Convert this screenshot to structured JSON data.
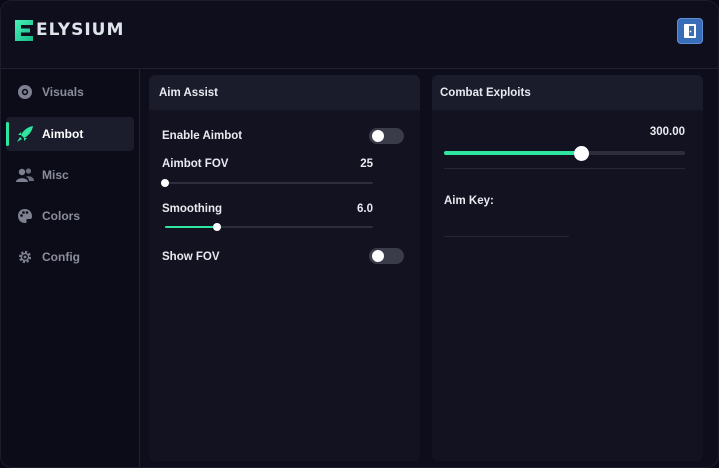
{
  "app": {
    "logo_text": "ELYSIUM",
    "logo_mark": "E",
    "accent_color": "#2ee6a0"
  },
  "header": {
    "exit_icon": "exit-door-icon"
  },
  "sidebar": {
    "items": [
      {
        "label": "Visuals",
        "icon": "eye-icon",
        "active": false
      },
      {
        "label": "Aimbot",
        "icon": "rocket-icon",
        "active": true
      },
      {
        "label": "Misc",
        "icon": "users-icon",
        "active": false
      },
      {
        "label": "Colors",
        "icon": "palette-icon",
        "active": false
      },
      {
        "label": "Config",
        "icon": "gear-icon",
        "active": false
      }
    ]
  },
  "aim_assist": {
    "title": "Aim Assist",
    "enable_aimbot": {
      "label": "Enable Aimbot",
      "on": false
    },
    "aimbot_fov": {
      "label": "Aimbot FOV",
      "value": "25",
      "fraction": 0.0
    },
    "smoothing": {
      "label": "Smoothing",
      "value": "6.0",
      "fraction": 0.25
    },
    "show_fov": {
      "label": "Show FOV",
      "on": false
    }
  },
  "combat_exploits": {
    "title": "Combat Exploits",
    "slider": {
      "value": "300.00",
      "fraction": 0.57
    },
    "aim_key": {
      "label": "Aim Key:",
      "value": ""
    }
  }
}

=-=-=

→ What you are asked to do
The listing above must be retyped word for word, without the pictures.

→ Written solution
Convert this screenshot to structured JSON data.
{
  "app": {
    "logo_text": "ELYSIUM",
    "logo_mark": "E",
    "accent_color": "#2ee6a0"
  },
  "header": {
    "exit_icon": "exit-door-icon"
  },
  "sidebar": {
    "items": [
      {
        "label": "Visuals",
        "icon": "eye-icon",
        "active": false
      },
      {
        "label": "Aimbot",
        "icon": "rocket-icon",
        "active": true
      },
      {
        "label": "Misc",
        "icon": "users-icon",
        "active": false
      },
      {
        "label": "Colors",
        "icon": "palette-icon",
        "active": false
      },
      {
        "label": "Config",
        "icon": "gear-icon",
        "active": false
      }
    ]
  },
  "aim_assist": {
    "title": "Aim Assist",
    "enable_aimbot": {
      "label": "Enable Aimbot",
      "on": false
    },
    "aimbot_fov": {
      "label": "Aimbot FOV",
      "value": "25",
      "fraction": 0.0
    },
    "smoothing": {
      "label": "Smoothing",
      "value": "6.0",
      "fraction": 0.25
    },
    "show_fov": {
      "label": "Show FOV",
      "on": false
    }
  },
  "combat_exploits": {
    "title": "Combat Exploits",
    "slider": {
      "value": "300.00",
      "fraction": 0.57
    },
    "aim_key": {
      "label": "Aim Key:",
      "value": ""
    }
  }
}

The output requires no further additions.